Monday, May 9, 2011

Responding to Match Party Comments

The following was written by Chris Jacobs our Program Director.

I would like to respond with some facts about National Adoption Center match parties. The children and teens who attend do know that they are coming to an event to meet families. The Center believes that not every child or teen is appropriate to attend a match party and no child/teen should be forced to attend. Children are prepared by their social workers to know what to expect, or in the case of our teens-only events, two preparation meetings are held with the teens before the match party to go over the agenda for the day, and address any concerns or questions they have.   

Of course, meeting families face-to-face is exciting and can also be scary---for the youth and for the families!    Center staff also meet with the families before each party to once again go over the agenda for the day and to coach them (because they are also nervous) about being sensitive to the youth, respecting their privacy and using this as an opportunity to interact and share what they have in common. The staff also provides some do’s and don’ts (no pictures taken with their cell phones, no promises made to youth, no discussion of adoption.)

The Center believes that the youth must have a voice in their own recruitment and our parties are planned to be “no pressure,” fun for the youth and always respectful of their feelings and privacy. There will inevitably be youth who attend for whom families do not request additional information. However, a match party is just one strategy their social worker can use to find them a family. The Center encourages the social worker to  discuss with the child, after the party, the child’s reaction to the experience.

It has been the experience of the National Adoption Center and other organizations that have sponsored such parties, that if the events are orchestrated with sensitivity and the children are prepared well before and talk with their social workers afterward, the experience will be a positive one for the child. As one enthusiastic social worker said, “In a perfect world, we would not need adoption parties.” The reality is that nearly 120,000 children around the country are yearning for permanent families. Attending such events increases their chances dramatically.”



2 comments:

Linda said...

It is STILL setting the child up for disappointment and will worsen their self esteem issues. Sure they know the purposes of these parties. They're foster kids- not puppies. Good to know they are not forced, but these "parties" are setting them up for disappointment.

As Von said,what about the kids who get passed over? We're not talking about a gym class where someone is last to be picked for dodge ball. We're talking about the future of a child and the crushing self esteem issues many of them have- because they were not picked.

It sets them up for , "Gee.....why was I not good enough?" And let's face it- the cuter the kid & the better acting skills they have,the better the chances they will be chosen.

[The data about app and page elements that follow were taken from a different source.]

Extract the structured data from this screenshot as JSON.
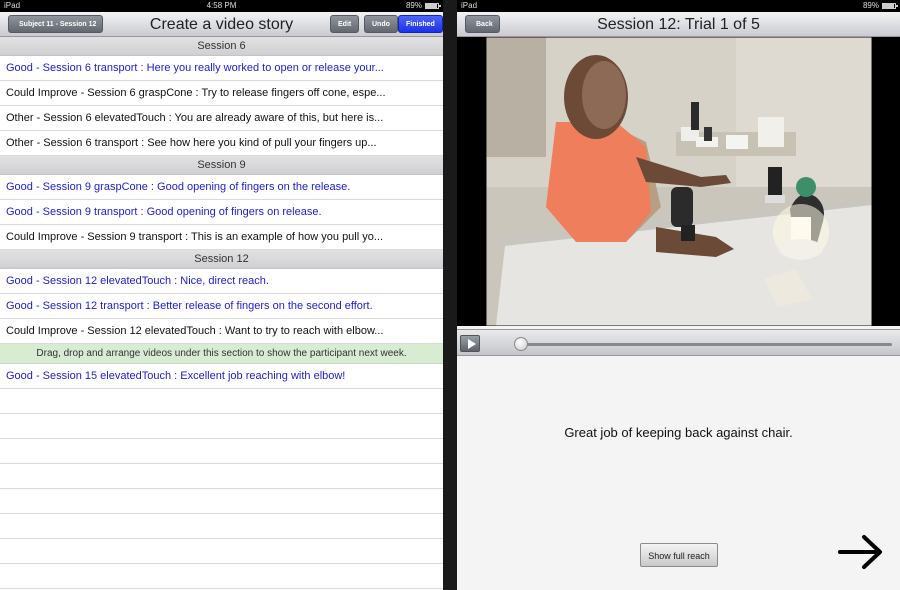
{
  "left": {
    "status": {
      "carrier": "iPad",
      "time": "4:58 PM",
      "battery": "89%"
    },
    "nav": {
      "back_label": "Subject 11 - Session 12",
      "title": "Create a video story",
      "edit_label": "Edit",
      "undo_label": "Undo",
      "finished_label": "Finished"
    },
    "sections": [
      {
        "header": "Session 6",
        "rows": [
          {
            "text": "Good - Session 6 transport : Here you really worked to open or release your...",
            "kind": "good"
          },
          {
            "text": "Could Improve - Session 6 graspCone : Try to release fingers off cone, espe...",
            "kind": "neutral"
          },
          {
            "text": "Other - Session 6 elevatedTouch : You are already aware of this, but here is...",
            "kind": "neutral"
          },
          {
            "text": "Other - Session 6 transport : See how here you kind of pull your fingers up...",
            "kind": "neutral"
          }
        ]
      },
      {
        "header": "Session 9",
        "rows": [
          {
            "text": "Good - Session 9 graspCone : Good opening of fingers on the release.",
            "kind": "good"
          },
          {
            "text": "Good - Session 9 transport : Good opening of fingers on release.",
            "kind": "good"
          },
          {
            "text": "Could Improve - Session 9 transport : This is an example of how you pull yo...",
            "kind": "neutral"
          }
        ]
      },
      {
        "header": "Session 12",
        "rows": [
          {
            "text": "Good - Session 12 elevatedTouch : Nice, direct reach.",
            "kind": "good"
          },
          {
            "text": "Good - Session 12 transport : Better release of fingers on the second effort.",
            "kind": "good"
          },
          {
            "text": "Could Improve - Session 12 elevatedTouch : Want to try to reach with elbow...",
            "kind": "neutral"
          }
        ]
      }
    ],
    "drop_zone": "Drag, drop and arrange videos under this section to show the participant next week.",
    "next_week_rows": [
      {
        "text": "Good - Session 15 elevatedTouch : Excellent job reaching with elbow!",
        "kind": "good"
      }
    ]
  },
  "right": {
    "status": {
      "carrier": "iPad",
      "time": "",
      "battery": "89%"
    },
    "nav": {
      "back_label": "Back",
      "title": "Session 12: Trial 1 of 5"
    },
    "player": {
      "progress": 0.0
    },
    "comment": "Great job of keeping back against chair.",
    "show_full_reach_label": "Show full reach",
    "colors": {
      "good_text": "#1c1cd6",
      "finished_button": "#1a32e6",
      "drop_zone_bg": "#d7ecd2"
    }
  }
}
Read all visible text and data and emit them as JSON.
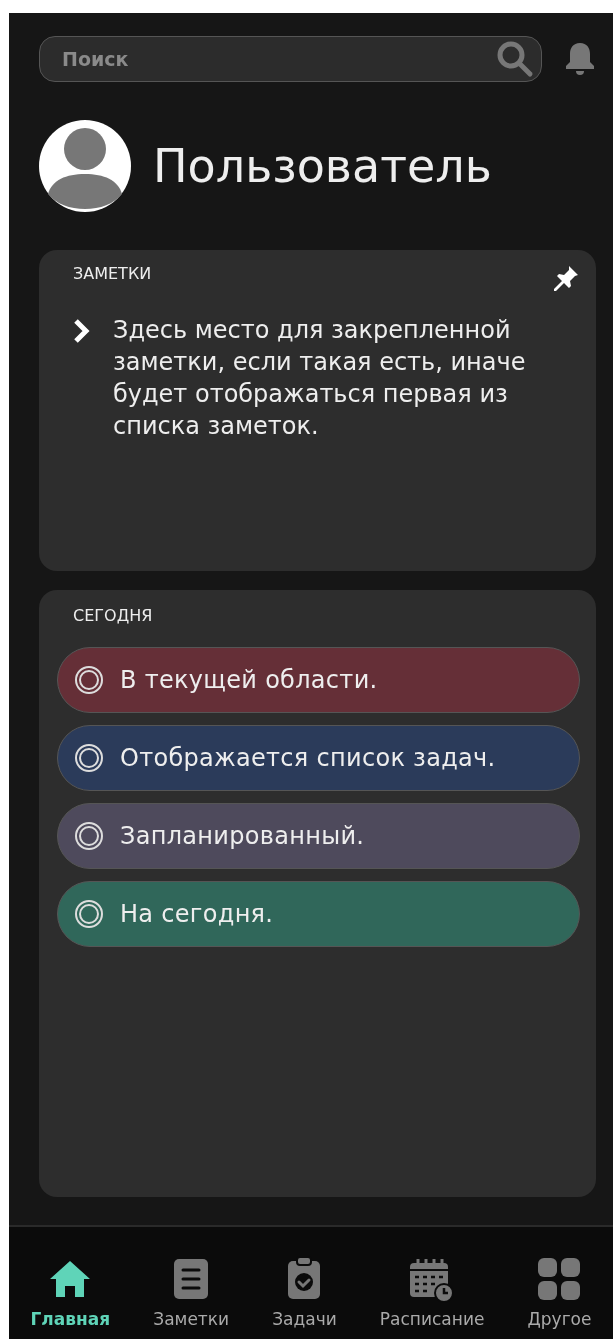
{
  "search": {
    "placeholder": "Поиск"
  },
  "user": {
    "name": "Пользователь"
  },
  "notes": {
    "title": "ЗАМЕТКИ",
    "text": "Здесь место для закрепленной заметки, если такая есть, иначе будет отображаться первая из списка заметок."
  },
  "today": {
    "title": "СЕГОДНЯ",
    "tasks": [
      {
        "label": "В текущей области.",
        "checked": false,
        "color": "#652f37"
      },
      {
        "label": "Отображается список задач.",
        "checked": false,
        "color": "#2b3b5a"
      },
      {
        "label": "Запланированный.",
        "checked": false,
        "color": "#4e4a5c"
      },
      {
        "label": "На сегодня.",
        "checked": false,
        "color": "#30675a"
      }
    ]
  },
  "nav": [
    {
      "label": "Главная",
      "kind": "home",
      "selected": true
    },
    {
      "label": "Заметки",
      "kind": "notes",
      "selected": false
    },
    {
      "label": "Задачи",
      "kind": "tasks",
      "selected": false
    },
    {
      "label": "Расписание",
      "kind": "schedule",
      "selected": false
    },
    {
      "label": "Другое",
      "kind": "other",
      "selected": false
    }
  ]
}
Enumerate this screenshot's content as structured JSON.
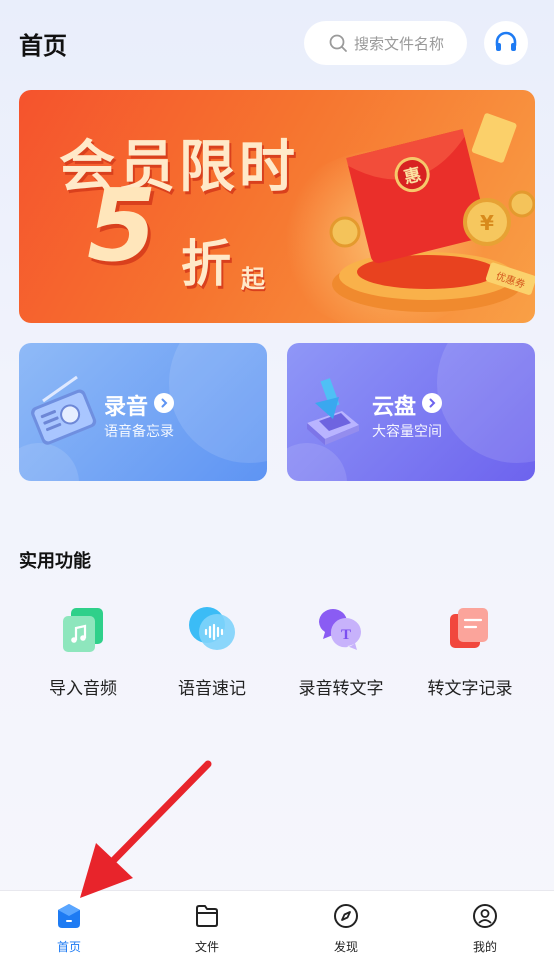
{
  "header": {
    "title": "首页",
    "search_placeholder": "搜索文件名称"
  },
  "banner": {
    "line1": "会员限时",
    "discount_number": "5",
    "discount_unit": "折",
    "discount_suffix": "起",
    "envelope_char": "惠",
    "coupon_text": "优惠券"
  },
  "cards": [
    {
      "title": "录音",
      "subtitle": "语音备忘录"
    },
    {
      "title": "云盘",
      "subtitle": "大容量空间"
    }
  ],
  "tools_section": {
    "title": "实用功能",
    "items": [
      {
        "label": "导入音频",
        "icon": "music-file-icon"
      },
      {
        "label": "语音速记",
        "icon": "waveform-icon"
      },
      {
        "label": "录音转文字",
        "icon": "chat-text-icon"
      },
      {
        "label": "转文字记录",
        "icon": "document-list-icon"
      }
    ]
  },
  "tabbar": {
    "items": [
      {
        "label": "首页",
        "active": true
      },
      {
        "label": "文件",
        "active": false
      },
      {
        "label": "发现",
        "active": false
      },
      {
        "label": "我的",
        "active": false
      }
    ]
  },
  "colors": {
    "accent": "#1e7bf3",
    "banner_start": "#f5532d",
    "banner_end": "#f9a046",
    "annotation_arrow": "#e8242b"
  }
}
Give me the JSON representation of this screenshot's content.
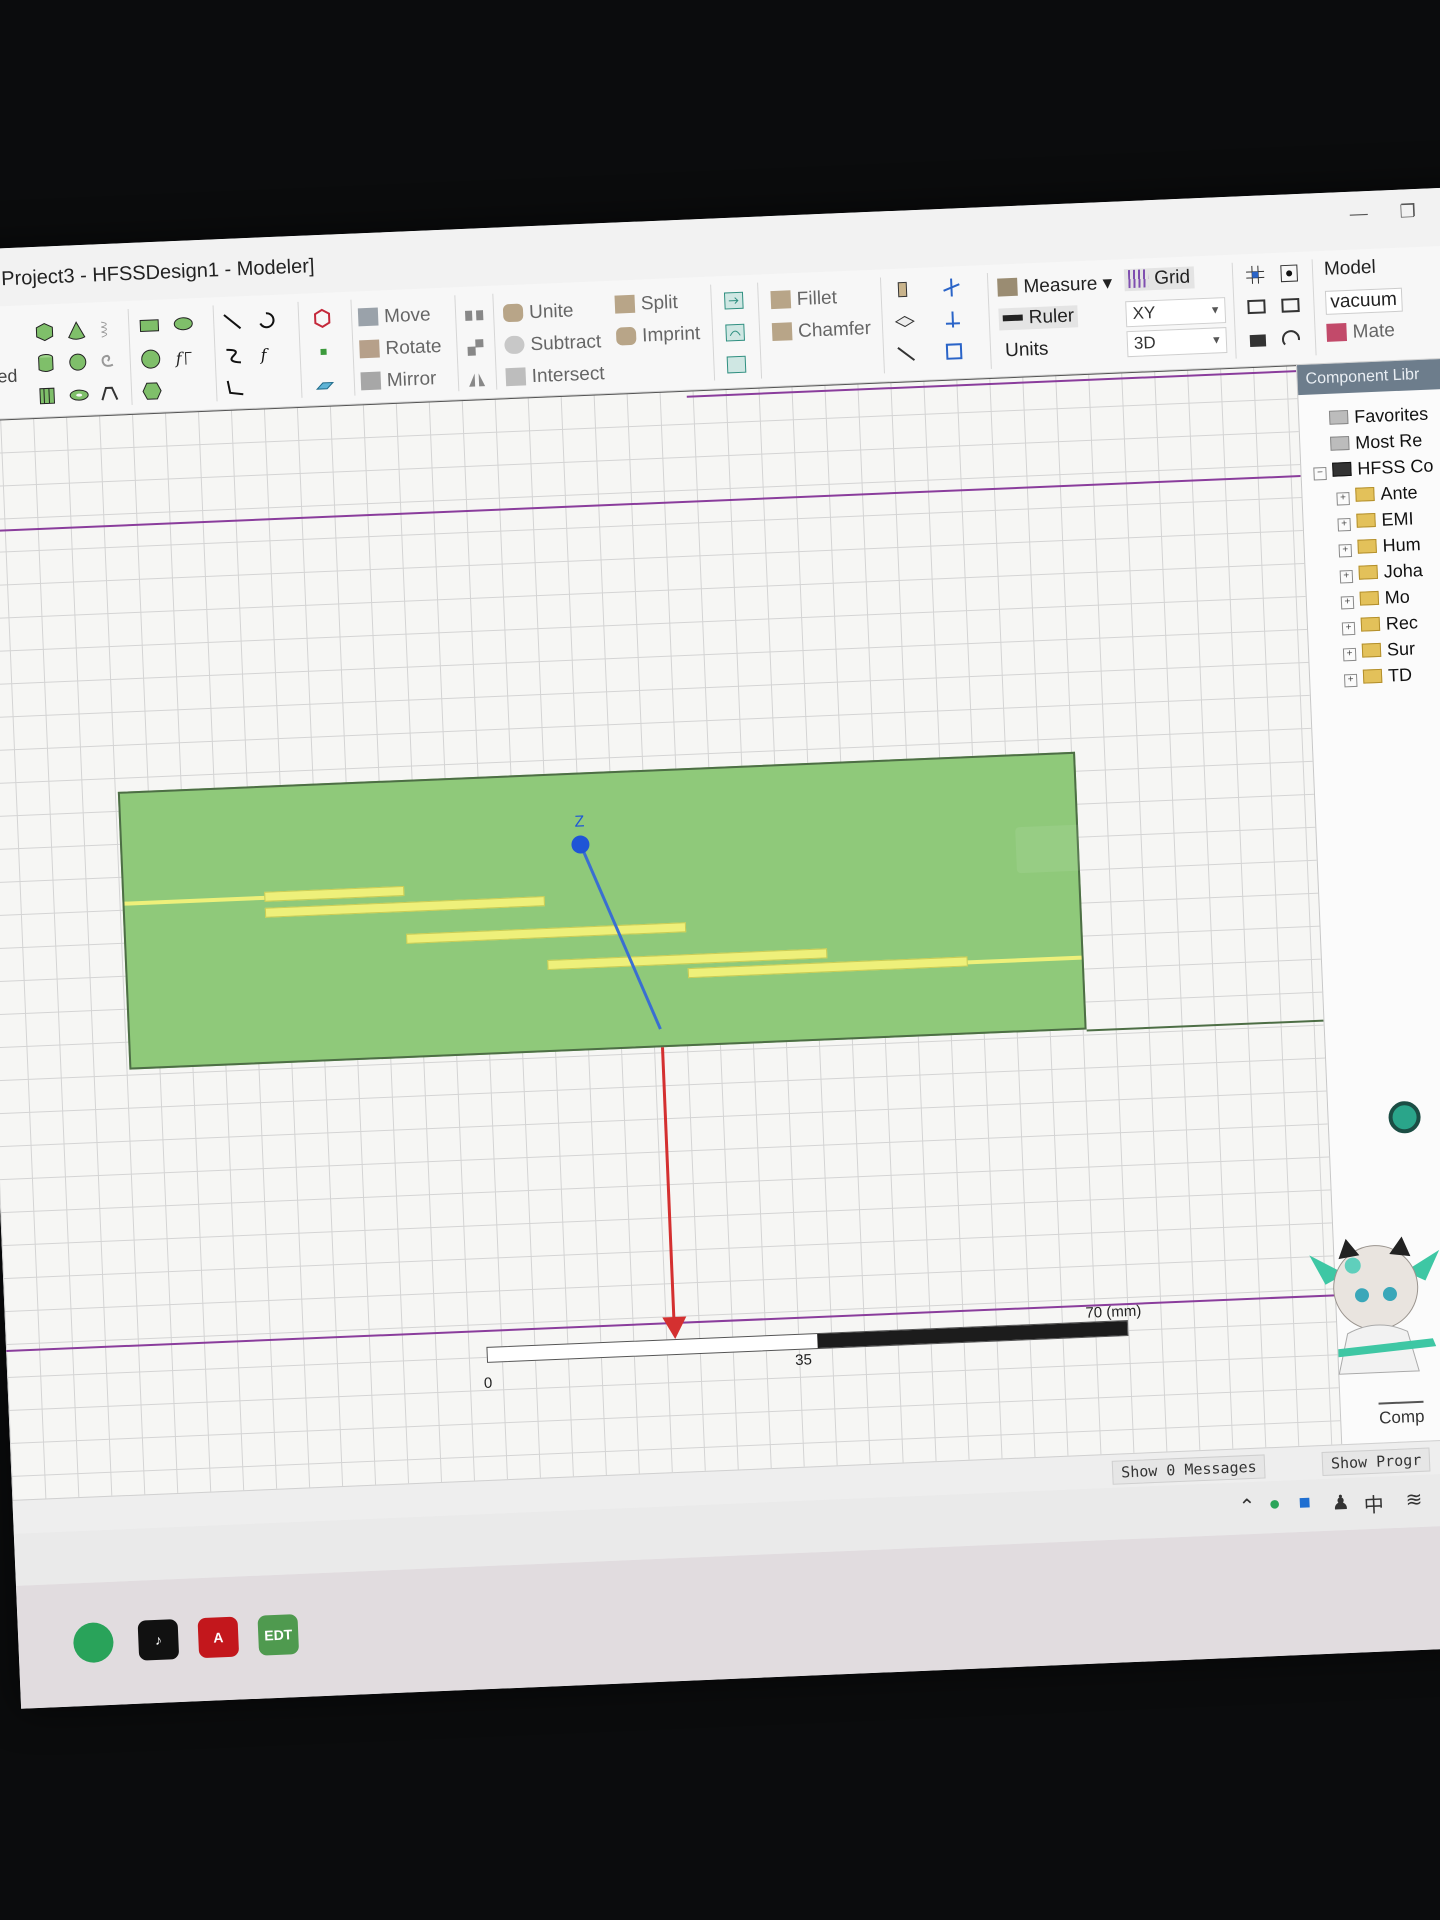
{
  "window": {
    "title": "Project3 - HFSSDesign1 - Modeler]"
  },
  "ribbon": {
    "left_cut_label": "ed",
    "transform": {
      "move": "Move",
      "rotate": "Rotate",
      "mirror": "Mirror"
    },
    "boolean": {
      "unite": "Unite",
      "subtract": "Subtract",
      "intersect": "Intersect",
      "split": "Split",
      "imprint": "Imprint"
    },
    "edge": {
      "fillet": "Fillet",
      "chamfer": "Chamfer"
    },
    "view": {
      "measure": "Measure",
      "ruler": "Ruler",
      "units": "Units",
      "grid": "Grid",
      "plane": "XY",
      "mode": "3D"
    },
    "model": {
      "label": "Model",
      "material": "vacuum",
      "materials_cut": "Mate"
    }
  },
  "viewport": {
    "z_axis_label": "Z",
    "ruler": {
      "start": "0",
      "mid": "35",
      "end": "70 (mm)"
    }
  },
  "component_library": {
    "header": "Component Libr",
    "items": [
      {
        "label": "Favorites"
      },
      {
        "label": "Most Re"
      },
      {
        "label": "HFSS Co"
      },
      {
        "label": "Ante"
      },
      {
        "label": "EMI"
      },
      {
        "label": "Hum"
      },
      {
        "label": "Joha"
      },
      {
        "label": "Mo"
      },
      {
        "label": "Rec"
      },
      {
        "label": "Sur"
      },
      {
        "label": "TD"
      }
    ],
    "footer": "Comp"
  },
  "status": {
    "messages": "Show 0 Messages",
    "progress": "Show Progr"
  },
  "tray": {
    "ime": "中"
  },
  "taskbar": {
    "apps": [
      "EDT"
    ]
  }
}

It doesn't matter if "match parties" are scary for the paps. What matters is how this affects the CHILDREN. And no matter how much you "prepare" them for the agenda, not being chosen is a huge blow to add to the blows they have already faced.

If you're a pap- you should be capable of loving ANY child.They are supposed to be able to give unconditional love....not just love to the kid who passes the preliminaries at a party.

Chris said...

@Linda We are careful to create an experience for the youth and families where no one feels on display. We have activities that provide guided interactions between the youth and families, while being fun for all of the participants. Youth who have attended our parties affirm this when we ask about their experience coming to a match party. They tell us that it was good to hear from other youth who are also without a permanent family; that they enjoyed meeting new people including the families, but mostly they express that they had a good time and were celebrated. (We have an awards ceremony at each match event where we present certificates of participation and other gifts to each youth.)

We at NAC are sensitive and very aware of all the losses and rejections that most youth have experienced, always through no fault of their own, just by being in the foster care system. If we thought that no good ever came from having families and youth meet one another in person, we would discontinue this practice. However, many youth indicate that they would attend again, and many do attend multiple times before the right family is found for them. Match parties are just one of the many activities we, and over 30 other states, use to connect youth with a permanent family. We at NAC don’t think there are “cute kids” and “kids with better acting skills”—they are all deserving of a family including 18 and 20 year-old youth ready to age out of foster care—it is NAC’s belief “There are no unwanted children, just unfound families.” We will continue to help find as many families as we can with all the skills and resources we have available to us.